While the San Francisco-based company isn’t saying how much the new round is valuing it at, a report last month suggested $250 million. [Update: Gawker has some more details. The $35 million investment was for 15 percent of the company's stock, implying a $230 million valuation. Other existing investors who participated in this round included "CRV, Digital Garage (from Japan), and an impressive stable of angels."]
So how is Twitter faring? It recently surged to be the distant third-largest U.S. social network behind MySpace and Facebook, according to recent Compete numbers. Per cofounder Biz Stone, “Twitter is growing at a phenomenal rate.” From the company’s blog post on the funding:
Active users have increased 900% in a year and even though our web traffic is amazing, we see twice that traffic to the APIs. Interacting with Twitter over SMS is also getting more popular every day. Our relatively small team of 29 employees has accomplished quite a bit lately but it’s obvious that we have the world ahead of us.
What’s more, the company has reiterated its plans to eventually make money somehow:
We are now positioned extremely well to support the accelerating growth of our service, further enable the robust ecosystem sprouting up around Twitter, and yes, to begin building revenue-generating products.

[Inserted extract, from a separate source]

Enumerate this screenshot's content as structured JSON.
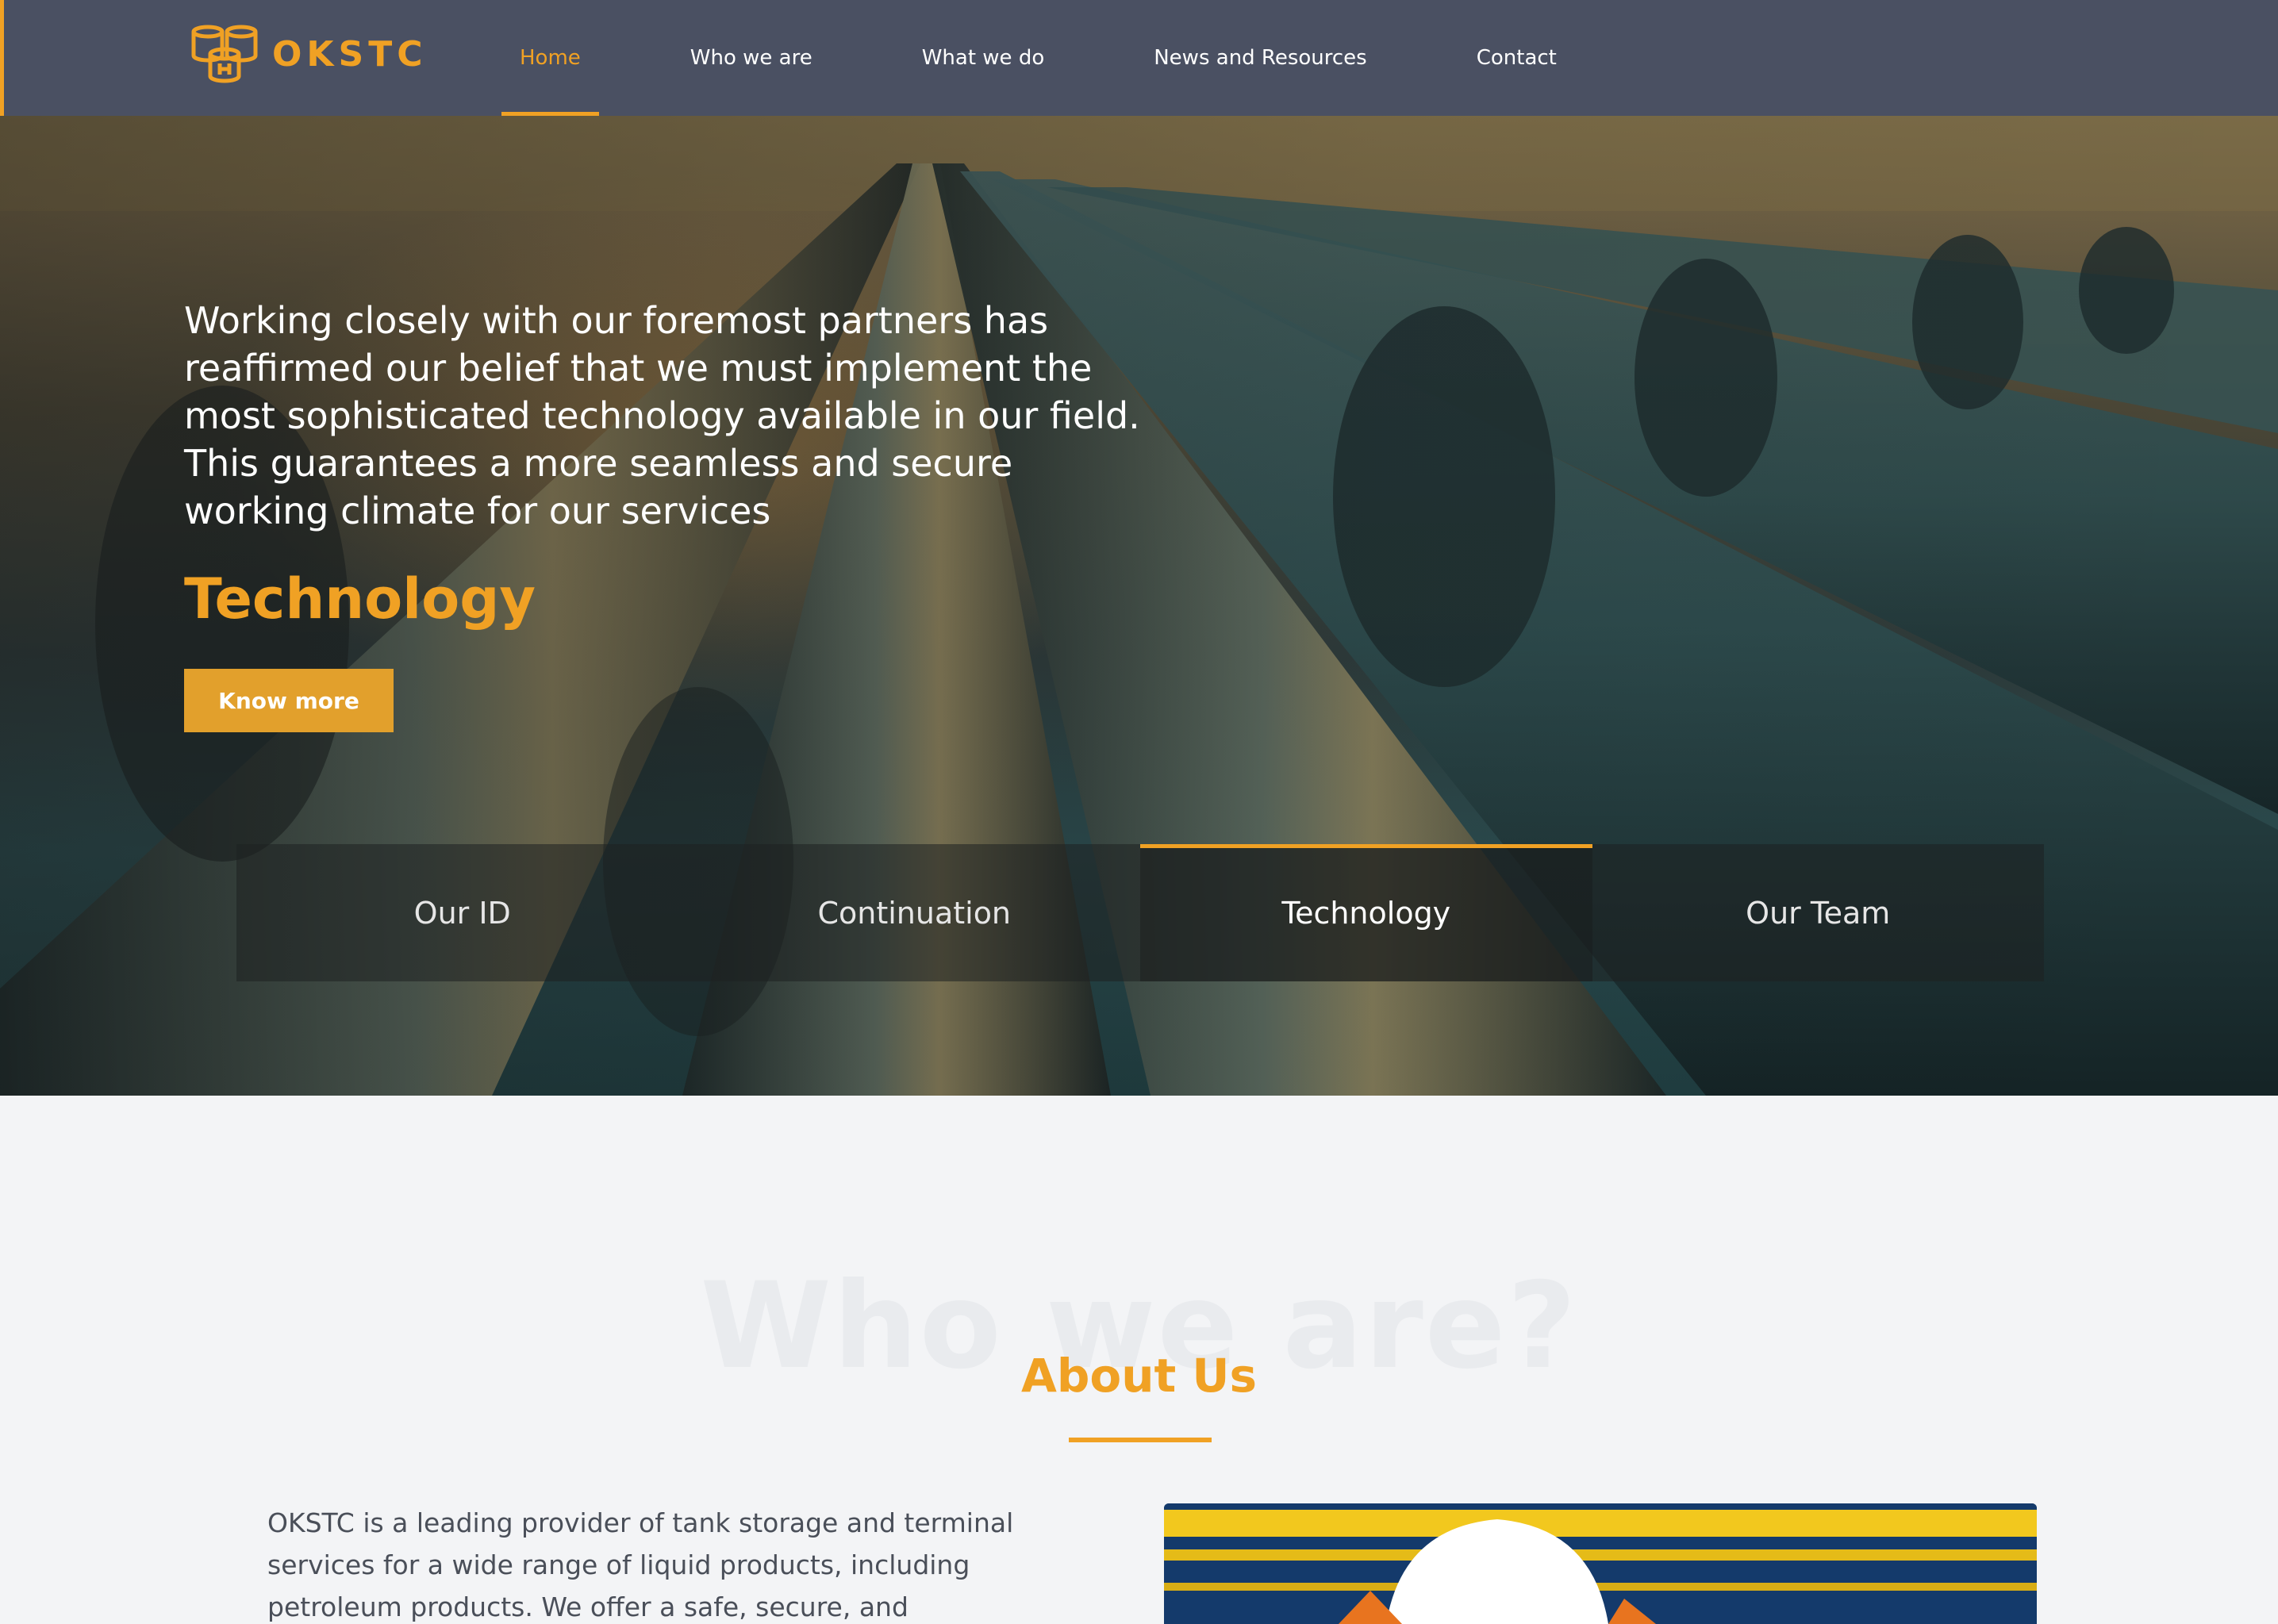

The company has previously raised two rounds of funding for a total of $20 million. Other investors have included Charles River Ventures, Bezos Expeditions, Digital Garage and a wide range of well-known angel investors. In the blog post today, Stone also says the company still has the money from Spark in the bank. Per the new deal, finalized last night, Benchmark’s Peter Fenton will join the company’s board.